The reasons for success are all over the film. There’s the 13-yard screen against the Panthers in the playoffs where Armstead is leading the way and another one against the Falcons. Pick any game where he was on the field, and you can spot Armstead making a play in the screen game. And the crazy thing is, even though he was getting down the field, you can see Armstead limping after most of the plays are whistled dead.
Now imagine what that might look if Armstead is healthy. Don't forget — this is a guy who once ran a 4.71-second 40-yard dash. If he can get back to that, the possibilities are endless.
"When he's healthy, he's one of the better left tackles in the game, in my opinion,” offensive line coach Dan Roushar said. “When you can put a guy in that position and count on him doing his work on a consistent level, that helps immensely. And really, he's a pretty good run blocker. He gets an awful lot of credit for what he does in his sets and stuff like that, but he can do a lot of good things in the run game. Hopefully, he'll continue to grow and improve, because I think the ceiling's high."
Interestingly, New Orleans didn’t change its approach much when Armstead was out of action last year (284 running snaps with him; 206 without). The success rate changed, though not as drastically as in the screen game. The Saints ran 22 times to the left outside and had 50 off-tackle runs to the left side with Armstead at left tackle for an average of 5.2 yards per carry. Those numbers came in at 22 and 36, respectively, with him sidelined, for an average of 4.7 yards per carry, according to Sports Info Solutions.
It seems reasonable to expect Kamara to take on a more prominent role next year, though the directions the team runs will likely remain the same. He averaged about seven carries per game last season, while Ingram averaged 14. With Ingram out, Kamara might pick up something like five more attempts per game. That means Jonathan Williams, Trey Edmunds, Boston Scott or possibly a veteran newcomer will take on the rest.
There could be a dip without Ingram on the field, but the veteran back expects the line to pave the way for whoever is out there.
“Our offensive line is a strong point. It’s the strength of our team,” Ingram said. “The guys are going to do their thing.
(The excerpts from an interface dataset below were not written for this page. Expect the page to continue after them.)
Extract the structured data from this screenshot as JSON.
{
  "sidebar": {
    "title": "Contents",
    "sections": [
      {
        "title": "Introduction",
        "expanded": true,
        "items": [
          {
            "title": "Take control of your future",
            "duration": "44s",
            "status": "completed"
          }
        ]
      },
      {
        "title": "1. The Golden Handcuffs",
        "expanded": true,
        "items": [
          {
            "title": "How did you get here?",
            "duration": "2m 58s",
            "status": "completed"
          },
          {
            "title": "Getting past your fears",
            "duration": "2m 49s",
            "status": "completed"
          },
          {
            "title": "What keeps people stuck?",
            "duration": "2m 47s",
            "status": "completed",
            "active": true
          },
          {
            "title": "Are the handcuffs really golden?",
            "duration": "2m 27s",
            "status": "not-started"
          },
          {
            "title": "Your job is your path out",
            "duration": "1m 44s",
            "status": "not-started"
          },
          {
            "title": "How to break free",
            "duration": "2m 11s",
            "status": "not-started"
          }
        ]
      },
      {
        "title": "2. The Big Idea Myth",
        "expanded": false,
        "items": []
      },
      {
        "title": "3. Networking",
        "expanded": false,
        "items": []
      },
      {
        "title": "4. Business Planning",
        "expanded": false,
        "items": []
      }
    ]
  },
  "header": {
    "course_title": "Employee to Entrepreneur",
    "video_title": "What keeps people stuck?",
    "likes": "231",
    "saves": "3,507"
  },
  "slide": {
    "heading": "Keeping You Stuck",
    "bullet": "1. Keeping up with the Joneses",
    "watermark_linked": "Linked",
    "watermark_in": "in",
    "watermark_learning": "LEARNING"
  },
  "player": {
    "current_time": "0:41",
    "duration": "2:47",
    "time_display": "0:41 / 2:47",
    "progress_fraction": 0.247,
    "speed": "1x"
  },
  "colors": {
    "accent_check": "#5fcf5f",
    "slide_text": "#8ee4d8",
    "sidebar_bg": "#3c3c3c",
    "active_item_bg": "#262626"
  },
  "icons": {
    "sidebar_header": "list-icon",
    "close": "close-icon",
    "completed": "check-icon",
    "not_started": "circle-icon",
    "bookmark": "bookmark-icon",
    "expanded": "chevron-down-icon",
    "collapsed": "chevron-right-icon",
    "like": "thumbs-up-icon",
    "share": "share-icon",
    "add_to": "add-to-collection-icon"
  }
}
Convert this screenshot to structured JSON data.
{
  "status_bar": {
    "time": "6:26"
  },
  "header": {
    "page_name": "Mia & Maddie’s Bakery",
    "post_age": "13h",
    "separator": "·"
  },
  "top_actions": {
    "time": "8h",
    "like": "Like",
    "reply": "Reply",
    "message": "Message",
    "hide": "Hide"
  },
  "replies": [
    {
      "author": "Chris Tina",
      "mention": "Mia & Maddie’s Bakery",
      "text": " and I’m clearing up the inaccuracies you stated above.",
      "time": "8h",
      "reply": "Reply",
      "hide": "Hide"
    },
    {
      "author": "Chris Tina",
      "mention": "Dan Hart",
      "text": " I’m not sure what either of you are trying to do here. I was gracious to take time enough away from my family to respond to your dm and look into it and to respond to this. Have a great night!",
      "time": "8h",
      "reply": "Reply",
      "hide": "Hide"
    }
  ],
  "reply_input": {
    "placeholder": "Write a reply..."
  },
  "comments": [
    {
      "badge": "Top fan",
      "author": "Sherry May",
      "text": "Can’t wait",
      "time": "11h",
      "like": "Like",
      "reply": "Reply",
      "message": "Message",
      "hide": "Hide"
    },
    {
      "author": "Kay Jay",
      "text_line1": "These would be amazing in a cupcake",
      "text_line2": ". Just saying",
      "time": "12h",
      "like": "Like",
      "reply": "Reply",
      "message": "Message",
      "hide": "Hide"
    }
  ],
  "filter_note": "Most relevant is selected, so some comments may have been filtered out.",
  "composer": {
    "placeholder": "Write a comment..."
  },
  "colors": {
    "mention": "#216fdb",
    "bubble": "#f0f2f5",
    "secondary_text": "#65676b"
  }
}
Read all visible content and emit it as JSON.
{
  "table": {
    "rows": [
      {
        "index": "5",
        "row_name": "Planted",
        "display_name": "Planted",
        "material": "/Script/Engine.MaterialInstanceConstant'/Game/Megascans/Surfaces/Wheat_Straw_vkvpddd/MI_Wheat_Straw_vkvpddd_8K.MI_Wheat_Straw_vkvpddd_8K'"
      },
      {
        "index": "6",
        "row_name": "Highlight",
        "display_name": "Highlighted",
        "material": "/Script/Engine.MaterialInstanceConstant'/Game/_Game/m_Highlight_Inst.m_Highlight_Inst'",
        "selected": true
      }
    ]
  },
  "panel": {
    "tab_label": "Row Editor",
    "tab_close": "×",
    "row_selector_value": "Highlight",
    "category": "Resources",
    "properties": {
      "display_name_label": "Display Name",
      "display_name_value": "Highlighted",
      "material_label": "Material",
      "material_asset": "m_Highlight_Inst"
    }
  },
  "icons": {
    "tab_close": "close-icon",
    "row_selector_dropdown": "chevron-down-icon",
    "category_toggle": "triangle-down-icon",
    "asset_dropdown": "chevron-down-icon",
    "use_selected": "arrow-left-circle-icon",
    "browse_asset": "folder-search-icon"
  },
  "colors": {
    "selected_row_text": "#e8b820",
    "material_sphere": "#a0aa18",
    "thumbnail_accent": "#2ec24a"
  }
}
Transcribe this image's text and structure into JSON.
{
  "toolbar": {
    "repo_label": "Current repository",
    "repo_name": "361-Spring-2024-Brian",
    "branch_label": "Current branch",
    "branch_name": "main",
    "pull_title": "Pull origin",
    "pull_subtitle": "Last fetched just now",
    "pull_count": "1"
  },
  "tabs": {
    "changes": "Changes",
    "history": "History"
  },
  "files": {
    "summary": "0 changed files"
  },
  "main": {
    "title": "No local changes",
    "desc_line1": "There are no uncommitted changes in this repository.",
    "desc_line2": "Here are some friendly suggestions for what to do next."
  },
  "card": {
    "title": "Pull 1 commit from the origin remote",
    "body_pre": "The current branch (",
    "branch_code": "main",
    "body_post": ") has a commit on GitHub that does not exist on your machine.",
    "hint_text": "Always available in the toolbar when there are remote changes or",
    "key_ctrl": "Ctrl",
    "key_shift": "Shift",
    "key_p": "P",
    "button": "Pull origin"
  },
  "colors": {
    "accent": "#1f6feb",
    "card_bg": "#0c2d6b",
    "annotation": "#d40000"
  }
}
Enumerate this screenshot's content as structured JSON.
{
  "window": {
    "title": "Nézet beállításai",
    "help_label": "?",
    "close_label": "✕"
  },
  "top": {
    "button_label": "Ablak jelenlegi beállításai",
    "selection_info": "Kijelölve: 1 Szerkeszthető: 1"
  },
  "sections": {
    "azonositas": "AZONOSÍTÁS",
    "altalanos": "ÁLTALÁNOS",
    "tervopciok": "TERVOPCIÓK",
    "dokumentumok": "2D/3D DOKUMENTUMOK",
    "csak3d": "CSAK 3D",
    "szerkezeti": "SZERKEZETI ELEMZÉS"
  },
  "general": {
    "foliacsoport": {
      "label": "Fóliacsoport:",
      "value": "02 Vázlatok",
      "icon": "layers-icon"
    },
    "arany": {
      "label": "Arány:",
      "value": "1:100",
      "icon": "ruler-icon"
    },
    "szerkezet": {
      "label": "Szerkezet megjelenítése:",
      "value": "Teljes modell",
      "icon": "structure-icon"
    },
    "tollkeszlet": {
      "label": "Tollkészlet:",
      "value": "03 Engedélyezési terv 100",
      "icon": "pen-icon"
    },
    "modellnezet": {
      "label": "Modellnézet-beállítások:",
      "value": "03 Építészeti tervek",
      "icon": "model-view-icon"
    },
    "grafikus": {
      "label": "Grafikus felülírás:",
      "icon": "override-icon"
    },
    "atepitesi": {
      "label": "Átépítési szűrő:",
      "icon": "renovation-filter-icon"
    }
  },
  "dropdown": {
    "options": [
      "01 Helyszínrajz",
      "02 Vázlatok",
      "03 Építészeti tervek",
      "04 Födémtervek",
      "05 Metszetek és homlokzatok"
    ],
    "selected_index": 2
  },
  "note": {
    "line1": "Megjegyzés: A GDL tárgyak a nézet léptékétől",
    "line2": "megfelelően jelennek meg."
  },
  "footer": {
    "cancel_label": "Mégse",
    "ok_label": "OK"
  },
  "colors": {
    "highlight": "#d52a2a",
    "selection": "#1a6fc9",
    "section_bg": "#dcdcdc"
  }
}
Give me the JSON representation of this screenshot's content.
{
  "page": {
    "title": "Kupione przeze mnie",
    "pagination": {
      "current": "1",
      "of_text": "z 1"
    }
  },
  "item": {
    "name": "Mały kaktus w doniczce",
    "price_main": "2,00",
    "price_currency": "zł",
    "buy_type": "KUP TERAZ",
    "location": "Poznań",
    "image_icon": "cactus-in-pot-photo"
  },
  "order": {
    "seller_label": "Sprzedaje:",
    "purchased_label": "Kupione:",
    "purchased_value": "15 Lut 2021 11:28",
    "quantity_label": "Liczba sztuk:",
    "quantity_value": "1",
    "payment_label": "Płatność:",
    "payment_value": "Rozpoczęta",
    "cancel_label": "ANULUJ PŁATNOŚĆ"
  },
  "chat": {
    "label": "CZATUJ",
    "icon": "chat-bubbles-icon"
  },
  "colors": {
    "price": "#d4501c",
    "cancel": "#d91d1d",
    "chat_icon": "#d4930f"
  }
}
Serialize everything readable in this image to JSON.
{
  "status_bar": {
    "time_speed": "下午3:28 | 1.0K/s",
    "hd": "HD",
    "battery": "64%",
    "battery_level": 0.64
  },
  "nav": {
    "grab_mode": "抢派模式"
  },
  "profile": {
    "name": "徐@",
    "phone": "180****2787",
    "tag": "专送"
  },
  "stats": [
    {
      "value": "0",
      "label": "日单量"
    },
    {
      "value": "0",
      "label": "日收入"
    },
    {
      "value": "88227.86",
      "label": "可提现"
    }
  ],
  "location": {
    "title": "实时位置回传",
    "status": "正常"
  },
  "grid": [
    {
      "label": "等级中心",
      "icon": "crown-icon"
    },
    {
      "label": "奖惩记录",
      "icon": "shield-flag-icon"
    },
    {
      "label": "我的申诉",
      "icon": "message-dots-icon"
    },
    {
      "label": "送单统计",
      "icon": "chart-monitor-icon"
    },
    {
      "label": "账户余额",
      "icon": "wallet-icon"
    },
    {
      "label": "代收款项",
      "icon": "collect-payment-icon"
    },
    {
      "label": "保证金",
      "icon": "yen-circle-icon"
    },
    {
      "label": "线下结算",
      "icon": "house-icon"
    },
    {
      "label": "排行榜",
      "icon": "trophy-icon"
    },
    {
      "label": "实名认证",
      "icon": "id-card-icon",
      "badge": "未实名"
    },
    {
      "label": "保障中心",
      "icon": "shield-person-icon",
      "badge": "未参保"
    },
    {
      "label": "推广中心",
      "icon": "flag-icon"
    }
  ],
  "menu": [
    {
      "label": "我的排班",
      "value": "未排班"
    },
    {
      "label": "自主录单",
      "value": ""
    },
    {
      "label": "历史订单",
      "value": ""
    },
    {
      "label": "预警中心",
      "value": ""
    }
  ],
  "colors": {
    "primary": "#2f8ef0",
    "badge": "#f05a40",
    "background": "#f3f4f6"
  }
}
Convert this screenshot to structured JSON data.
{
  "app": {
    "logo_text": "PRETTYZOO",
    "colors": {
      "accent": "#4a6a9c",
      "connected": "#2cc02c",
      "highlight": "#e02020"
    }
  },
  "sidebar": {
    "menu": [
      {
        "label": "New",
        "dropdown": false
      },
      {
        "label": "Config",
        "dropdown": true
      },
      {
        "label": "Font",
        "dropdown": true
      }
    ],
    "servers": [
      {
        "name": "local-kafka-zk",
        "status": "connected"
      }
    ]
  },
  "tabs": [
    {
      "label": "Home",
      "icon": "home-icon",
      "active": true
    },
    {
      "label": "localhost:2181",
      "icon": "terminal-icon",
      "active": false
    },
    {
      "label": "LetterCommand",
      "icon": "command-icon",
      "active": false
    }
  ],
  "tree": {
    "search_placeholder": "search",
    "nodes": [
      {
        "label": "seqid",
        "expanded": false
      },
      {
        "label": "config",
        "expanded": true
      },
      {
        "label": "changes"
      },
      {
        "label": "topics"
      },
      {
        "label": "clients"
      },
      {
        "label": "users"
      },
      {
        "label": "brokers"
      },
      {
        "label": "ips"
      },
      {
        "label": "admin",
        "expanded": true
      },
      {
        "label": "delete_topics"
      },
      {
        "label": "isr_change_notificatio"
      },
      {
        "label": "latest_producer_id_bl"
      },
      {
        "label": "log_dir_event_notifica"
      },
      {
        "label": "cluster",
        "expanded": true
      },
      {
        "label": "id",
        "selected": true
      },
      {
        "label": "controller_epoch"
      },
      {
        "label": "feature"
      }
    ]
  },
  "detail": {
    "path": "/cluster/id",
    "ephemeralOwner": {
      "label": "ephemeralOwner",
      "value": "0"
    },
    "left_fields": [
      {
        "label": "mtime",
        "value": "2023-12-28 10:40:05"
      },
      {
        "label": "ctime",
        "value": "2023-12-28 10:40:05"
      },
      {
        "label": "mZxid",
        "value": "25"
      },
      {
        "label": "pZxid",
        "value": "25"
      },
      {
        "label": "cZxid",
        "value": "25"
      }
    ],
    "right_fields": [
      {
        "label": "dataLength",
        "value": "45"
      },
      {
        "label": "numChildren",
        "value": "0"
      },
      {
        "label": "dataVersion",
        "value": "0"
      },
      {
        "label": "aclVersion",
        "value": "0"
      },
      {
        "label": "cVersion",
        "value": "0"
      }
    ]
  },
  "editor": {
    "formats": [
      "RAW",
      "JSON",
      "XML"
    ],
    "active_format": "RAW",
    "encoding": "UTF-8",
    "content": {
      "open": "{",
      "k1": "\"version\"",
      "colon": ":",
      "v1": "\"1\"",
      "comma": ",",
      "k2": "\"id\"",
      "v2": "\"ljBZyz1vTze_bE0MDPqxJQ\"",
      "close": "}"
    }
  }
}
They’re paving the for the RBs and for Drew to pass for a lot of yards. They’re the heart of our offense. They’re going to make the thing go like they always do.”
The question is, will Armstead be healthy? After spending the past few years meeting with different doctors and trainers, he believes he pieced together a plan that will work for him. He’s not quite where he wants to be, but “by training camp, I should be good. Two thumbs up,” Armstead says.
The Saints believe the same thing. Roushar said that this is the best Armstead has looked during minicamp in a few years. But the coaching staff is trying to work with him to shake off some habits Armstead formed while compensating for his injuries.
“One thing we've really tried to harp on, and we haven't seen it as consistently as we want, the use of his hands and using his left side to be stronger,” Roushar said. “He's such a fluid athlete, but he's relied on his feet through injury the last couple of years, more so than working with putting all those components together.
“So, like (Wednesday), he came off after our two-minute, and he said, out of every set, he felt like every one was really good except one. He's aware of it, and he's working on it, and we've just got to continue to show it to him on film when it's good and acknowledge when it's not."
Once all those things come together, paired with health, Armstead has a chance to make everyone drop the “when healthy” qualifier when they talk about his standing in the game.
If he can make that happen, getting through the first four weeks without Ingram will be a whole lot easier.